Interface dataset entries
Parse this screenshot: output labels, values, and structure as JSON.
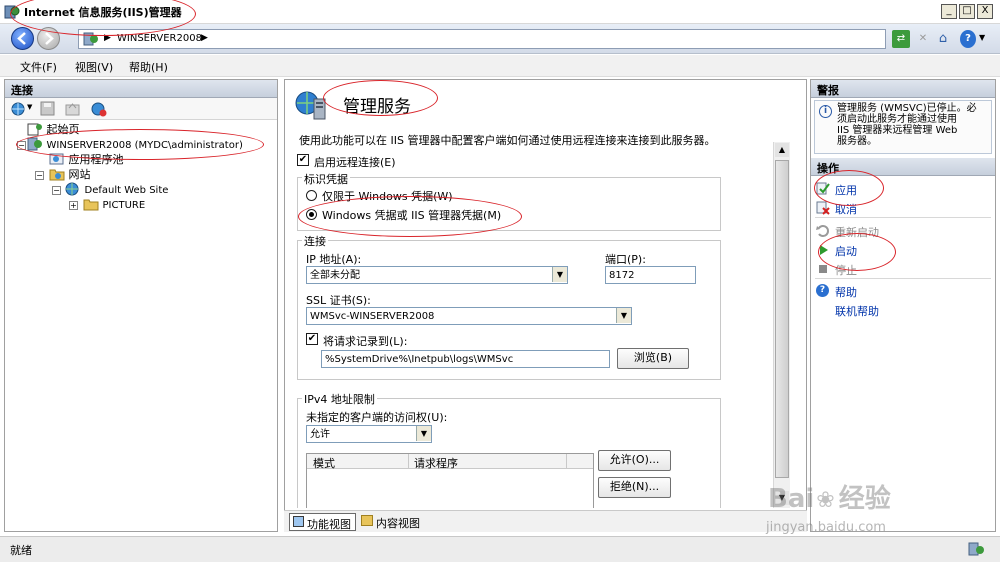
{
  "window": {
    "title": "Internet 信息服务(IIS)管理器",
    "buttons": {
      "minimize": "_",
      "maximize": "□",
      "close": "X"
    }
  },
  "nav": {
    "address_crumb": "WINSERVER2008",
    "help_label": "?"
  },
  "menu": {
    "file": "文件(F)",
    "view": "视图(V)",
    "help": "帮助(H)"
  },
  "connections": {
    "header": "连接",
    "tree": {
      "start_page": "起始页",
      "server": "WINSERVER2008 (MYDC\\administrator)",
      "app_pools": "应用程序池",
      "sites": "网站",
      "default_site": "Default Web Site",
      "picture": "PICTURE"
    }
  },
  "main": {
    "title": "管理服务",
    "description": "使用此功能可以在 IIS 管理器中配置客户端如何通过使用远程连接来连接到此服务器。",
    "enable_remote": {
      "label": "启用远程连接(E)",
      "checked": true
    },
    "identity": {
      "group_title": "标识凭据",
      "option_windows_only": "仅限于 Windows 凭据(W)",
      "option_windows_or_iis": "Windows 凭据或 IIS 管理器凭据(M)",
      "selected": "option_windows_or_iis"
    },
    "connection": {
      "group_title": "连接",
      "ip_label": "IP 地址(A):",
      "ip_value": "全部未分配",
      "port_label": "端口(P):",
      "port_value": "8172",
      "ssl_label": "SSL 证书(S):",
      "ssl_value": "WMSvc-WINSERVER2008",
      "log_label": "将请求记录到(L):",
      "log_checked": true,
      "log_path": "%SystemDrive%\\Inetpub\\logs\\WMSvc",
      "browse_label": "浏览(B)"
    },
    "ipv4": {
      "group_title": "IPv4 地址限制",
      "access_label": "未指定的客户端的访问权(U):",
      "access_value": "允许",
      "columns": [
        "模式",
        "请求程序"
      ],
      "allow_button": "允许(O)...",
      "deny_button": "拒绝(N)..."
    },
    "view_tabs": {
      "feature_view": "功能视图",
      "content_view": "内容视图"
    }
  },
  "actions": {
    "alerts_header": "警报",
    "alert_text": [
      "管理服务 (WMSVC)已停止。必",
      "须启动此服务才能通过使用",
      "IIS 管理器来远程管理 Web",
      "服务器。"
    ],
    "actions_header": "操作",
    "apply": "应用",
    "cancel": "取消",
    "restart": "重新启动",
    "start": "启动",
    "stop": "停止",
    "help": "帮助",
    "online_help": "联机帮助"
  },
  "status": {
    "text": "就绪"
  },
  "watermark": {
    "brand": "Bai",
    "brand_cn": "经验",
    "url": "jingyan.baidu.com"
  },
  "colors": {
    "annotation": "#d9252b",
    "link": "#0033aa"
  }
}
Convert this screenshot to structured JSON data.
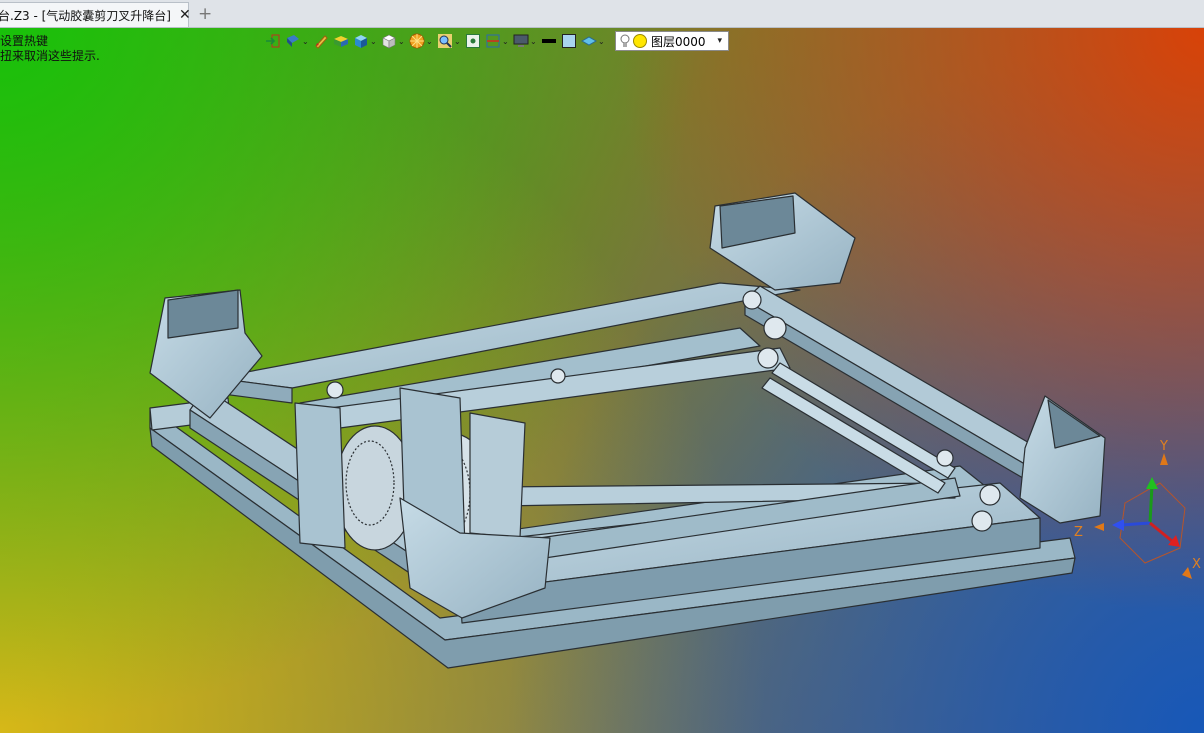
{
  "tab": {
    "title": "台.Z3 - [气动胶囊剪刀叉升降台]",
    "close": "✕",
    "new": "+"
  },
  "hints": {
    "line1": "设置热键",
    "line2": "扭来取消这些提示."
  },
  "toolbar": {
    "buttons": [
      {
        "icon": "import-icon",
        "dropdown": false
      },
      {
        "icon": "render-mode-icon",
        "dropdown": true
      },
      {
        "icon": "pencil-icon",
        "dropdown": false
      },
      {
        "icon": "shaded-box-icon",
        "dropdown": false
      },
      {
        "icon": "blue-cube-icon",
        "dropdown": true
      },
      {
        "icon": "white-cube-icon",
        "dropdown": true
      },
      {
        "icon": "orange-wheel-icon",
        "dropdown": true
      },
      {
        "icon": "zoom-icon",
        "dropdown": true
      },
      {
        "icon": "fit-view-icon",
        "dropdown": false
      },
      {
        "icon": "section-icon",
        "dropdown": true
      },
      {
        "icon": "display-icon",
        "dropdown": true
      },
      {
        "icon": "black-line-icon",
        "dropdown": false
      },
      {
        "icon": "color-square-icon",
        "dropdown": false
      },
      {
        "icon": "layer-plane-icon",
        "dropdown": true
      }
    ],
    "layer": {
      "value": "图层0000",
      "arrow": "▾"
    }
  },
  "triad": {
    "x": "X",
    "y": "Y",
    "z": "Z"
  },
  "colors": {
    "part_fill": "#a9c3d1",
    "part_edge": "#2a2f33"
  }
}
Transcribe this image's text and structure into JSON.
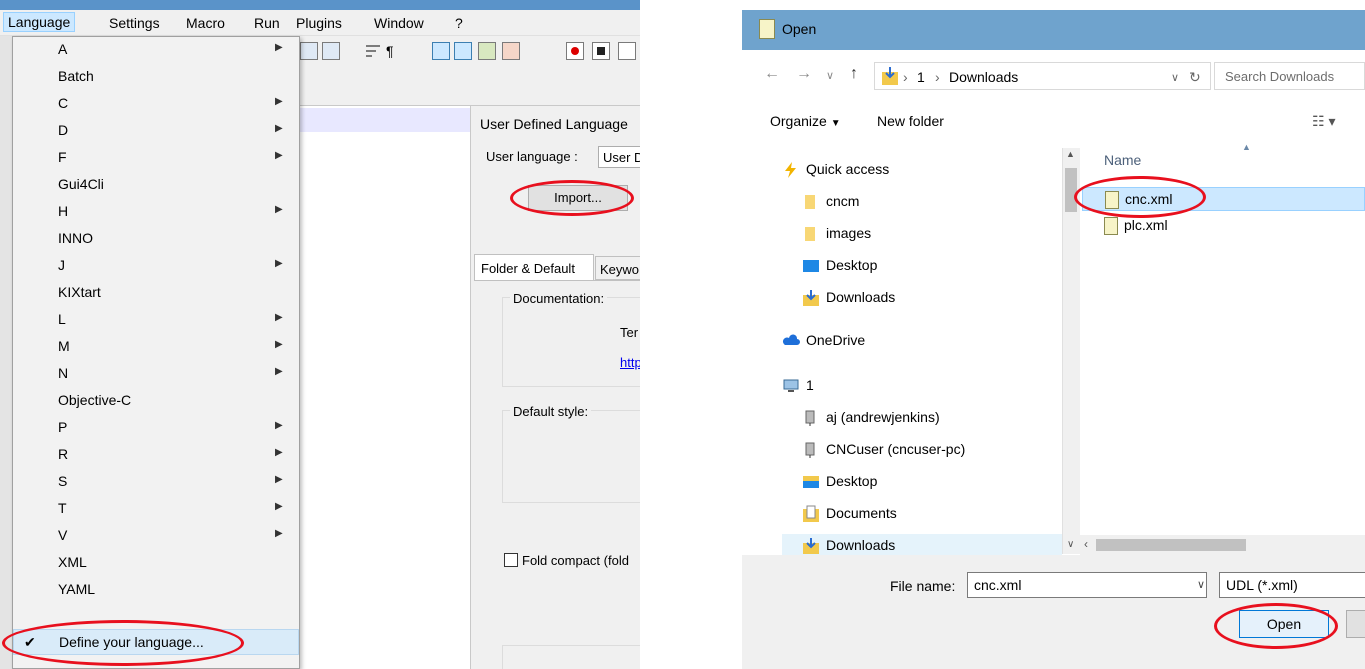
{
  "notepad": {
    "menu": [
      "Language",
      "Settings",
      "Macro",
      "Run",
      "Plugins",
      "Window",
      "?"
    ],
    "language_menu": [
      {
        "label": "A",
        "submenu": true
      },
      {
        "label": "Batch",
        "submenu": false
      },
      {
        "label": "C",
        "submenu": true
      },
      {
        "label": "D",
        "submenu": true
      },
      {
        "label": "F",
        "submenu": true
      },
      {
        "label": "Gui4Cli",
        "submenu": false
      },
      {
        "label": "H",
        "submenu": true
      },
      {
        "label": "INNO",
        "submenu": false
      },
      {
        "label": "J",
        "submenu": true
      },
      {
        "label": "KIXtart",
        "submenu": false
      },
      {
        "label": "L",
        "submenu": true
      },
      {
        "label": "M",
        "submenu": true
      },
      {
        "label": "N",
        "submenu": true
      },
      {
        "label": "Objective-C",
        "submenu": false
      },
      {
        "label": "P",
        "submenu": true
      },
      {
        "label": "R",
        "submenu": true
      },
      {
        "label": "S",
        "submenu": true
      },
      {
        "label": "T",
        "submenu": true
      },
      {
        "label": "V",
        "submenu": true
      },
      {
        "label": "XML",
        "submenu": false
      },
      {
        "label": "YAML",
        "submenu": false
      },
      {
        "label": "Define your language...",
        "submenu": false,
        "checked": true
      }
    ],
    "udl": {
      "title": "User Defined Language",
      "user_language_label": "User language :",
      "user_language_value": "User D",
      "import_button": "Import...",
      "tab_folder": "Folder & Default",
      "tab_keywords": "Keywo",
      "documentation_label": "Documentation:",
      "doc_text": "Ter",
      "doc_link": "http",
      "default_style_label": "Default style:",
      "fold_compact_label": "Fold compact (fold"
    }
  },
  "open_dialog": {
    "title": "Open",
    "breadcrumb": [
      "1",
      "Downloads"
    ],
    "search_placeholder": "Search Downloads",
    "organize_label": "Organize",
    "new_folder_label": "New folder",
    "nav_items": [
      {
        "label": "Quick access",
        "icon": "lightning-icon"
      },
      {
        "label": "cncm",
        "icon": "folder-icon"
      },
      {
        "label": "images",
        "icon": "folder-icon"
      },
      {
        "label": "Desktop",
        "icon": "desktop-icon"
      },
      {
        "label": "Downloads",
        "icon": "downloads-icon"
      },
      {
        "label": "OneDrive",
        "icon": "cloud-icon"
      },
      {
        "label": "1",
        "icon": "computer-icon"
      },
      {
        "label": "aj (andrewjenkins)",
        "icon": "network-icon"
      },
      {
        "label": "CNCuser (cncuser-pc)",
        "icon": "network-icon"
      },
      {
        "label": "Desktop",
        "icon": "desktop-icon"
      },
      {
        "label": "Documents",
        "icon": "documents-icon"
      },
      {
        "label": "Downloads",
        "icon": "downloads-icon"
      }
    ],
    "column_name": "Name",
    "files": [
      {
        "name": "cnc.xml",
        "selected": true
      },
      {
        "name": "plc.xml",
        "selected": false
      }
    ],
    "file_name_label": "File name:",
    "file_name_value": "cnc.xml",
    "file_type": "UDL (*.xml)",
    "open_button": "Open"
  },
  "colors": {
    "highlight_red": "#e8101e",
    "title_blue": "#6fa3cd",
    "selection_blue": "#cce8ff"
  }
}
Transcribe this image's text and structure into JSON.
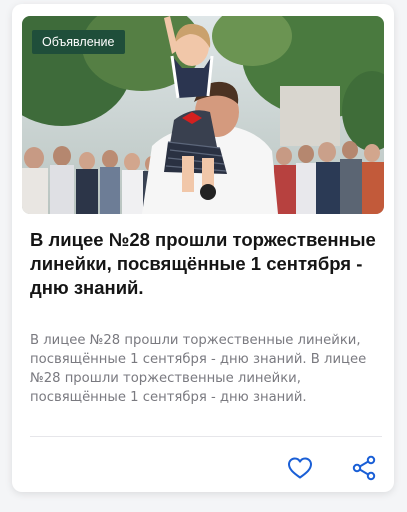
{
  "card": {
    "badge": "Объявление",
    "title": "В лицее №28 прошли торжественные линейки, посвящённые 1 сентября - дню знаний.",
    "description": "В лицее №28 прошли торжественные линейки, посвящённые 1 сентября - дню знаний. В лицее №28 прошли торжественные линейки, посвящённые 1 сентября - дню знаний.",
    "image": {
      "subject": "man-carrying-girl-in-school-uniform",
      "icon": "photo"
    }
  },
  "actions": {
    "like_icon": "heart-icon",
    "share_icon": "share-icon",
    "icon_color": "#1a5fd6"
  },
  "colors": {
    "badge_bg": "#1f4e3a",
    "title": "#151515",
    "description": "#7a7a80"
  }
}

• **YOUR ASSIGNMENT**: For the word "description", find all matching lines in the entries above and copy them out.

• **EXERCISE RESULT**:
    "description": "使用此功能可以在 IIS 管理器中配置客户端如何通过使用远程连接来连接到此服务器。",
    "description": "В лицее №28 прошли торжественные линейки, посвящённые 1 сентября - дню знаний. В лицее №28 прошли торжественные линейки, посвящённые 1 сентября - дню знаний.",
    "description": "#7a7a80"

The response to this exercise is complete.